Records for this exercise START
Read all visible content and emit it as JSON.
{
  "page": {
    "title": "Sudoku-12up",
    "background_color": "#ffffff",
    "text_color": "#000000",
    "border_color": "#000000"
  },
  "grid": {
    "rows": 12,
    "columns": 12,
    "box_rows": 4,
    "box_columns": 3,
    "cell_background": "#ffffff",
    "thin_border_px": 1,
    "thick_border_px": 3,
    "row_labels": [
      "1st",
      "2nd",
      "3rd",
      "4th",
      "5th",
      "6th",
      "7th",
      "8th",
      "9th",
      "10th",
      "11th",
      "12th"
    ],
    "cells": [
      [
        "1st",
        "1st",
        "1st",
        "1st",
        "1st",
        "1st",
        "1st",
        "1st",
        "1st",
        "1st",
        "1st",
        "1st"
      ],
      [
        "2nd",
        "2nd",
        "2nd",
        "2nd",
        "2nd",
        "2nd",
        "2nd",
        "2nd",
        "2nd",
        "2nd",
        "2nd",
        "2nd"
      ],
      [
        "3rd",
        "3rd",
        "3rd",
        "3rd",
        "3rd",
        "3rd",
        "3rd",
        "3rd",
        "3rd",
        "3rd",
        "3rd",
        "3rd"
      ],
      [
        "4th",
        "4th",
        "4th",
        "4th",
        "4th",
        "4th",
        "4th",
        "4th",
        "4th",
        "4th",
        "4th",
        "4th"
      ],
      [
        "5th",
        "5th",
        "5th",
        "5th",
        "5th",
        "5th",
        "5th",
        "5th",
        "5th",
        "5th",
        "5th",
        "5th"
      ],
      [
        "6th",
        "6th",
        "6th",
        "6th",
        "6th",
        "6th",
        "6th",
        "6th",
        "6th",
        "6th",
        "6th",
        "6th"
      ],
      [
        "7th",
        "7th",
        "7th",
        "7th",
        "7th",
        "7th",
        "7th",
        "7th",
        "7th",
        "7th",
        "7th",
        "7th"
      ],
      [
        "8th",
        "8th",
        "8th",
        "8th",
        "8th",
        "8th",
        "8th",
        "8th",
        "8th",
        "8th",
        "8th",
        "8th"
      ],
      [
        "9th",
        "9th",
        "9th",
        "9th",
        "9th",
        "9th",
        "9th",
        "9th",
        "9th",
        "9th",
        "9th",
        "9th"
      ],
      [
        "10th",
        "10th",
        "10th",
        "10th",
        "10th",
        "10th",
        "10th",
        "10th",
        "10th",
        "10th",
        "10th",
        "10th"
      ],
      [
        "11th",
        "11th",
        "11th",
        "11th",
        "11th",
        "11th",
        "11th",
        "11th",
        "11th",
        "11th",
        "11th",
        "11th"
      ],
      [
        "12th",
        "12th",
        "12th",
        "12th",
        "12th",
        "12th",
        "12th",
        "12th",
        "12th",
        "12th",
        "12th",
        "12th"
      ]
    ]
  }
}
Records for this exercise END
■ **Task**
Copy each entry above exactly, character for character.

■ **Written reply**
Read all visible content and emit it as JSON.
{
  "page": {
    "title": "Sudoku-12up",
    "background_color": "#ffffff",
    "text_color": "#000000",
    "border_color": "#000000"
  },
  "grid": {
    "rows": 12,
    "columns": 12,
    "box_rows": 4,
    "box_columns": 3,
    "cell_background": "#ffffff",
    "thin_border_px": 1,
    "thick_border_px": 3,
    "row_labels": [
      "1st",
      "2nd",
      "3rd",
      "4th",
      "5th",
      "6th",
      "7th",
      "8th",
      "9th",
      "10th",
      "11th",
      "12th"
    ],
    "cells": [
      [
        "1st",
        "1st",
        "1st",
        "1st",
        "1st",
        "1st",
        "1st",
        "1st",
        "1st",
        "1st",
        "1st",
        "1st"
      ],
      [
        "2nd",
        "2nd",
        "2nd",
        "2nd",
        "2nd",
        "2nd",
        "2nd",
        "2nd",
        "2nd",
        "2nd",
        "2nd",
        "2nd"
      ],
      [
        "3rd",
        "3rd",
        "3rd",
        "3rd",
        "3rd",
        "3rd",
        "3rd",
        "3rd",
        "3rd",
        "3rd",
        "3rd",
        "3rd"
      ],
      [
        "4th",
        "4th",
        "4th",
        "4th",
        "4th",
        "4th",
        "4th",
        "4th",
        "4th",
        "4th",
        "4th",
        "4th"
      ],
      [
        "5th",
        "5th",
        "5th",
        "5th",
        "5th",
        "5th",
        "5th",
        "5th",
        "5th",
        "5th",
        "5th",
        "5th"
      ],
      [
        "6th",
        "6th",
        "6th",
        "6th",
        "6th",
        "6th",
        "6th",
        "6th",
        "6th",
        "6th",
        "6th",
        "6th"
      ],
      [
        "7th",
        "7th",
        "7th",
        "7th",
        "7th",
        "7th",
        "7th",
        "7th",
        "7th",
        "7th",
        "7th",
        "7th"
      ],
      [
        "8th",
        "8th",
        "8th",
        "8th",
        "8th",
        "8th",
        "8th",
        "8th",
        "8th",
        "8th",
        "8th",
        "8th"
      ],
      [
        "9th",
        "9th",
        "9th",
        "9th",
        "9th",
        "9th",
        "9th",
        "9th",
        "9th",
        "9th",
        "9th",
        "9th"
      ],
      [
        "10th",
        "10th",
        "10th",
        "10th",
        "10th",
        "10th",
        "10th",
        "10th",
        "10th",
        "10th",
        "10th",
        "10th"
      ],
      [
        "11th",
        "11th",
        "11th",
        "11th",
        "11th",
        "11th",
        "11th",
        "11th",
        "11th",
        "11th",
        "11th",
        "11th"
      ],
      [
        "12th",
        "12th",
        "12th",
        "12th",
        "12th",
        "12th",
        "12th",
        "12th",
        "12th",
        "12th",
        "12th",
        "12th"
      ]
    ]
  }
}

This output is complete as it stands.